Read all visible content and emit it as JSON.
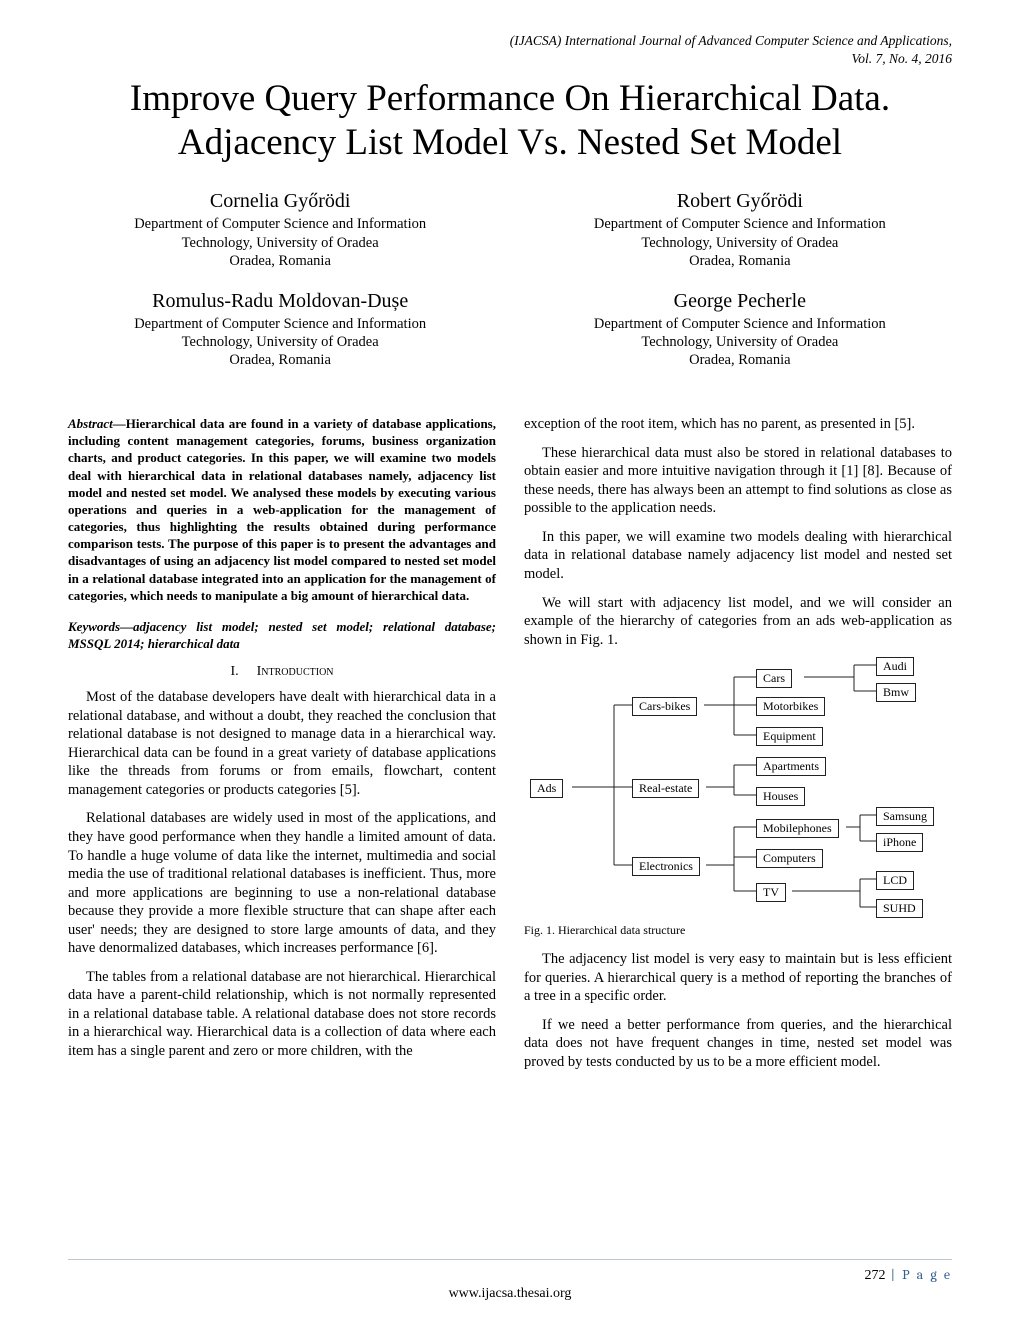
{
  "journal": {
    "line1": "(IJACSA) International Journal of Advanced Computer Science and Applications,",
    "line2": "Vol. 7, No. 4, 2016"
  },
  "title": "Improve Query Performance On Hierarchical Data. Adjacency List Model Vs. Nested Set Model",
  "authors": [
    {
      "name": "Cornelia Győrödi",
      "aff1": "Department of Computer Science and Information",
      "aff2": "Technology, University of Oradea",
      "aff3": "Oradea, Romania"
    },
    {
      "name": "Robert Győrödi",
      "aff1": "Department of Computer Science and Information",
      "aff2": "Technology, University of Oradea",
      "aff3": "Oradea, Romania"
    },
    {
      "name": "Romulus-Radu Moldovan-Dușe",
      "aff1": "Department of Computer Science and Information",
      "aff2": "Technology, University of Oradea",
      "aff3": "Oradea, Romania"
    },
    {
      "name": "George Pecherle",
      "aff1": "Department of Computer Science and Information",
      "aff2": "Technology, University of Oradea",
      "aff3": "Oradea, Romania"
    }
  ],
  "abstract": {
    "label": "Abstract—",
    "text": "Hierarchical data are found in a variety of database applications, including content management categories, forums, business organization charts, and product categories. In this paper, we will examine two models deal with hierarchical data in relational databases namely, adjacency list model and nested set model. We analysed these models by executing various operations and queries in a web-application for the management of categories, thus highlighting the results obtained during performance comparison tests. The purpose of this paper is to present the advantages and disadvantages of using an adjacency list model compared to nested set model in a relational database integrated into an application for the management of categories, which needs to manipulate a big amount of hierarchical data."
  },
  "keywords": {
    "label": "Keywords—",
    "text": "adjacency list model; nested set model; relational database; MSSQL 2014; hierarchical data"
  },
  "section1": {
    "num": "I.",
    "title": "Introduction"
  },
  "paras": {
    "l1": "Most of the database developers have dealt with hierarchical data in a relational database, and without a doubt, they reached the conclusion that relational database is not designed to manage data in a hierarchical way. Hierarchical data can be found in a great variety of database applications like the threads from forums or from emails, flowchart, content management categories or products categories [5].",
    "l2": "Relational databases are widely used in most of the applications, and they have good performance when they handle a limited amount of data. To handle a huge volume of data like the internet, multimedia and social media the use of traditional relational databases is inefficient. Thus, more and more applications are beginning to use a non-relational database because they provide a more flexible structure that can shape after each user' needs; they are designed to store large amounts of data, and they have denormalized databases, which increases performance [6].",
    "l3": "The tables from a relational database are not hierarchical. Hierarchical data have a parent-child relationship, which is not normally represented in a relational database table. A relational database does not store records in a hierarchical way. Hierarchical data is a collection of data where each item has a single parent and zero or more children, with the",
    "r1": "exception of the root item, which has no parent, as presented in [5].",
    "r2": "These hierarchical data must also be stored in relational databases to obtain easier and more intuitive navigation through it [1] [8]. Because of these needs, there has always been an attempt to find solutions as close as possible to the application needs.",
    "r3": "In this paper, we will examine two models dealing with hierarchical data in relational database namely adjacency list model and nested set model.",
    "r4": "We will start with adjacency list model, and we will consider an example of the hierarchy of categories from an ads web-application as shown in Fig. 1.",
    "r5": "The adjacency list model is very easy to maintain but is less efficient for queries. A hierarchical query is a method of reporting the branches of a tree in a specific order.",
    "r6": "If we need a better performance from queries, and the hierarchical data does not have frequent changes in time, nested set model was proved by tests conducted by us to be a more efficient model."
  },
  "figcaption": "Fig. 1.    Hierarchical data structure",
  "nodes": {
    "ads": "Ads",
    "carsbikes": "Cars-bikes",
    "realestate": "Real-estate",
    "electronics": "Electronics",
    "cars": "Cars",
    "motorbikes": "Motorbikes",
    "equipment": "Equipment",
    "apartments": "Apartments",
    "houses": "Houses",
    "mobilephones": "Mobilephones",
    "computers": "Computers",
    "tv": "TV",
    "audi": "Audi",
    "bmw": "Bmw",
    "samsung": "Samsung",
    "iphone": "iPhone",
    "lcd": "LCD",
    "suhd": "SUHD"
  },
  "footer": {
    "pagenum": "272",
    "pagelabel": " | P a g e",
    "url": "www.ijacsa.thesai.org"
  },
  "chart_data": {
    "type": "tree",
    "title": "Hierarchical data structure",
    "root": {
      "name": "Ads",
      "children": [
        {
          "name": "Cars-bikes",
          "children": [
            {
              "name": "Cars",
              "children": [
                {
                  "name": "Audi"
                },
                {
                  "name": "Bmw"
                }
              ]
            },
            {
              "name": "Motorbikes"
            },
            {
              "name": "Equipment"
            }
          ]
        },
        {
          "name": "Real-estate",
          "children": [
            {
              "name": "Apartments"
            },
            {
              "name": "Houses"
            }
          ]
        },
        {
          "name": "Electronics",
          "children": [
            {
              "name": "Mobilephones",
              "children": [
                {
                  "name": "Samsung"
                },
                {
                  "name": "iPhone"
                }
              ]
            },
            {
              "name": "Computers"
            },
            {
              "name": "TV",
              "children": [
                {
                  "name": "LCD"
                },
                {
                  "name": "SUHD"
                }
              ]
            }
          ]
        }
      ]
    }
  }
}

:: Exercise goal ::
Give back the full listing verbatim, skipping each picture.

:: Response to the task ::
Read all visible content and emit it as JSON.
{
  "journal": {
    "line1": "(IJACSA) International Journal of Advanced Computer Science and Applications,",
    "line2": "Vol. 7, No. 4, 2016"
  },
  "title": "Improve Query Performance On Hierarchical Data. Adjacency List Model Vs. Nested Set Model",
  "authors": [
    {
      "name": "Cornelia Győrödi",
      "aff1": "Department of Computer Science and Information",
      "aff2": "Technology, University of Oradea",
      "aff3": "Oradea, Romania"
    },
    {
      "name": "Robert Győrödi",
      "aff1": "Department of Computer Science and Information",
      "aff2": "Technology, University of Oradea",
      "aff3": "Oradea, Romania"
    },
    {
      "name": "Romulus-Radu Moldovan-Dușe",
      "aff1": "Department of Computer Science and Information",
      "aff2": "Technology, University of Oradea",
      "aff3": "Oradea, Romania"
    },
    {
      "name": "George Pecherle",
      "aff1": "Department of Computer Science and Information",
      "aff2": "Technology, University of Oradea",
      "aff3": "Oradea, Romania"
    }
  ],
  "abstract": {
    "label": "Abstract—",
    "text": "Hierarchical data are found in a variety of database applications, including content management categories, forums, business organization charts, and product categories. In this paper, we will examine two models deal with hierarchical data in relational databases namely, adjacency list model and nested set model. We analysed these models by executing various operations and queries in a web-application for the management of categories, thus highlighting the results obtained during performance comparison tests. The purpose of this paper is to present the advantages and disadvantages of using an adjacency list model compared to nested set model in a relational database integrated into an application for the management of categories, which needs to manipulate a big amount of hierarchical data."
  },
  "keywords": {
    "label": "Keywords—",
    "text": "adjacency list model; nested set model; relational database; MSSQL 2014; hierarchical data"
  },
  "section1": {
    "num": "I.",
    "title": "Introduction"
  },
  "paras": {
    "l1": "Most of the database developers have dealt with hierarchical data in a relational database, and without a doubt, they reached the conclusion that relational database is not designed to manage data in a hierarchical way. Hierarchical data can be found in a great variety of database applications like the threads from forums or from emails, flowchart, content management categories or products categories [5].",
    "l2": "Relational databases are widely used in most of the applications, and they have good performance when they handle a limited amount of data. To handle a huge volume of data like the internet, multimedia and social media the use of traditional relational databases is inefficient. Thus, more and more applications are beginning to use a non-relational database because they provide a more flexible structure that can shape after each user' needs; they are designed to store large amounts of data, and they have denormalized databases, which increases performance [6].",
    "l3": "The tables from a relational database are not hierarchical. Hierarchical data have a parent-child relationship, which is not normally represented in a relational database table. A relational database does not store records in a hierarchical way. Hierarchical data is a collection of data where each item has a single parent and zero or more children, with the",
    "r1": "exception of the root item, which has no parent, as presented in [5].",
    "r2": "These hierarchical data must also be stored in relational databases to obtain easier and more intuitive navigation through it [1] [8]. Because of these needs, there has always been an attempt to find solutions as close as possible to the application needs.",
    "r3": "In this paper, we will examine two models dealing with hierarchical data in relational database namely adjacency list model and nested set model.",
    "r4": "We will start with adjacency list model, and we will consider an example of the hierarchy of categories from an ads web-application as shown in Fig. 1.",
    "r5": "The adjacency list model is very easy to maintain but is less efficient for queries. A hierarchical query is a method of reporting the branches of a tree in a specific order.",
    "r6": "If we need a better performance from queries, and the hierarchical data does not have frequent changes in time, nested set model was proved by tests conducted by us to be a more efficient model."
  },
  "figcaption": "Fig. 1.    Hierarchical data structure",
  "nodes": {
    "ads": "Ads",
    "carsbikes": "Cars-bikes",
    "realestate": "Real-estate",
    "electronics": "Electronics",
    "cars": "Cars",
    "motorbikes": "Motorbikes",
    "equipment": "Equipment",
    "apartments": "Apartments",
    "houses": "Houses",
    "mobilephones": "Mobilephones",
    "computers": "Computers",
    "tv": "TV",
    "audi": "Audi",
    "bmw": "Bmw",
    "samsung": "Samsung",
    "iphone": "iPhone",
    "lcd": "LCD",
    "suhd": "SUHD"
  },
  "footer": {
    "pagenum": "272",
    "pagelabel": " | P a g e",
    "url": "www.ijacsa.thesai.org"
  },
  "chart_data": {
    "type": "tree",
    "title": "Hierarchical data structure",
    "root": {
      "name": "Ads",
      "children": [
        {
          "name": "Cars-bikes",
          "children": [
            {
              "name": "Cars",
              "children": [
                {
                  "name": "Audi"
                },
                {
                  "name": "Bmw"
                }
              ]
            },
            {
              "name": "Motorbikes"
            },
            {
              "name": "Equipment"
            }
          ]
        },
        {
          "name": "Real-estate",
          "children": [
            {
              "name": "Apartments"
            },
            {
              "name": "Houses"
            }
          ]
        },
        {
          "name": "Electronics",
          "children": [
            {
              "name": "Mobilephones",
              "children": [
                {
                  "name": "Samsung"
                },
                {
                  "name": "iPhone"
                }
              ]
            },
            {
              "name": "Computers"
            },
            {
              "name": "TV",
              "children": [
                {
                  "name": "LCD"
                },
                {
                  "name": "SUHD"
                }
              ]
            }
          ]
        }
      ]
    }
  }
}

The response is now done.